Since the advent of telecoms, hackers have had an abundance of techniques to penetrate, phish, capture and fraud subscribers globally. Mobile Network Operators are – shall we say – always fighting off new, and constant attacks.
As of late, SIM attacks have made a resurface. As such, this attack is nothing more than a traditional OTA attack through a malicious message. The only difference rests on the actual target of the attack: SIM attack targets the SIM, whereas device-specific OTA would target the device.
Perpetrators, whether operating in large, organised groups or on their own, in a room somewhere, can set-up the equipment (read GSM modem) rather quickly and inexpensively, and acquire the necessary information through sending out an OMA CP binary SMS to affect changes to the subscriber’s SIM or device. This is particularly effective as the user has no manner to identify whether the ‘change request’ originated from the actual network or is the work of a nefarious actor further afield.
This scenario leaves potentially millions of subscribers exposed, and vulnerable to a plethora of exploits including: location-retrieval, unsolicited call initiation and sensitive subscriber data retrieval.Kevin Panzavecchia, CTO at HAUD
How can Operators mitigate this vulnerability?
SIM vulnerability can be a significantly distributed problem, and therefore, most operators are vulnerable to these attacks. Device-specific OTA attacks are also highly distributed and increasingly insidious. Should an operator fall victim to these kinds of exploits and hacks on their subscribers, there would be a significant impact on the business. Impacted operators would invariably suffer reputational dilution, business losses – through subscriber churn and potential fines if such attacks come to the surface.

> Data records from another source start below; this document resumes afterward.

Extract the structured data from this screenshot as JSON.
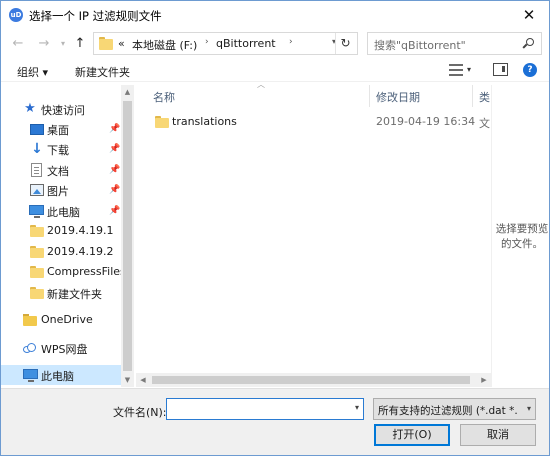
{
  "window": {
    "app_icon": "uD",
    "title": "选择一个 IP 过滤规则文件",
    "close_glyph": "✕"
  },
  "nav": {
    "back_glyph": "←",
    "forward_glyph": "→",
    "recent_glyph": "▾",
    "up_glyph": "↑",
    "breadcrumb": [
      "«",
      "本地磁盘 (F:)",
      "qBittorrent"
    ],
    "breadcrumb_sep": "›",
    "refresh_glyph": "↻",
    "search_placeholder": "搜索\"qBittorrent\""
  },
  "toolbar": {
    "organize": "组织 ▾",
    "new_folder": "新建文件夹"
  },
  "sidebar": {
    "items": [
      {
        "label": "快速访问",
        "icon": "star-icon"
      },
      {
        "label": "桌面",
        "icon": "desktop-icon",
        "pinned": true
      },
      {
        "label": "下载",
        "icon": "download-icon",
        "pinned": true
      },
      {
        "label": "文档",
        "icon": "document-icon",
        "pinned": true
      },
      {
        "label": "图片",
        "icon": "picture-icon",
        "pinned": true
      },
      {
        "label": "此电脑",
        "icon": "computer-icon",
        "pinned": true
      },
      {
        "label": "2019.4.19.1",
        "icon": "folder-icon"
      },
      {
        "label": "2019.4.19.2",
        "icon": "folder-icon"
      },
      {
        "label": "CompressFiles",
        "icon": "folder-icon"
      },
      {
        "label": "新建文件夹",
        "icon": "folder-icon"
      },
      {
        "label": "OneDrive",
        "icon": "onedrive-icon"
      },
      {
        "label": "WPS网盘",
        "icon": "cloud-icon"
      },
      {
        "label": "此电脑",
        "icon": "computer-icon",
        "selected": true
      }
    ],
    "pin_glyph": "📌"
  },
  "filelist": {
    "columns": [
      "名称",
      "修改日期",
      "类"
    ],
    "rows": [
      {
        "name": "translations",
        "modified": "2019-04-19 16:34",
        "type": "文"
      }
    ]
  },
  "preview": {
    "empty_text": "选择要预览的文件。"
  },
  "footer": {
    "filename_label": "文件名(N):",
    "filename_value": "",
    "filter_value": "所有支持的过滤规则 (*.dat *.p",
    "open_label": "打开(O)",
    "cancel_label": "取消"
  },
  "colors": {
    "accent": "#0078d7",
    "selection": "#cce8ff",
    "folder": "#f8d775"
  }
}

These attacks, and others on the SS7 and Diameter protocols, require MNOs to reprioritise their procurement efforts to include a security solution and focus more on network security to ensure that at no point on their network, and under no guise, can a hacker penetrate, spoof, phish, fraud and ultimately pose subscribers’ data at risk.
The right partner matters
Karsten Nohl, a security researcher with SRLabs, stated on ZDNet, “In the context of mobile network hacks, (SIM attacks) would appear less attractive to criminals than SS7 attacks or social engineering such as SIM swapping’. In addition, he stated,” While SS7 hacks and SIM swaps are reported in large numbers, (SIM attacks)…seem to appear only anecdotally in comparison.”
Mobile Operators cannot go at this alone; having the right partner in place, with the right SMS and Signalling Firewall solutions to prevent SS7 and Diameter attacks, alongside SIM box activity and ultimately OTA exploits, constitutes the right starting point to protect your subscribers and your brand.